(Component data from apps and pages)
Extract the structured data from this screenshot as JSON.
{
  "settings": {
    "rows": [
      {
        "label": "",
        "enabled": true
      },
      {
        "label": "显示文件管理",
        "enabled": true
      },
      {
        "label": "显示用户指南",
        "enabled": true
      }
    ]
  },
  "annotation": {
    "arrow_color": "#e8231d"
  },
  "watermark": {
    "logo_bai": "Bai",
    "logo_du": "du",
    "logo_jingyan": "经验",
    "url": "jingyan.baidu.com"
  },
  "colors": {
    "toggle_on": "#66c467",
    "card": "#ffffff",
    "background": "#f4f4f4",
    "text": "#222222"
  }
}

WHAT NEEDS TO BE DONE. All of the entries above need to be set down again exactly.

SOLUTION.
Extract the structured data from this screenshot as JSON.
{
  "settings": {
    "rows": [
      {
        "label": "",
        "enabled": true
      },
      {
        "label": "显示文件管理",
        "enabled": true
      },
      {
        "label": "显示用户指南",
        "enabled": true
      }
    ]
  },
  "annotation": {
    "arrow_color": "#e8231d"
  },
  "watermark": {
    "logo_bai": "Bai",
    "logo_du": "du",
    "logo_jingyan": "经验",
    "url": "jingyan.baidu.com"
  },
  "colors": {
    "toggle_on": "#66c467",
    "card": "#ffffff",
    "background": "#f4f4f4",
    "text": "#222222"
  }
}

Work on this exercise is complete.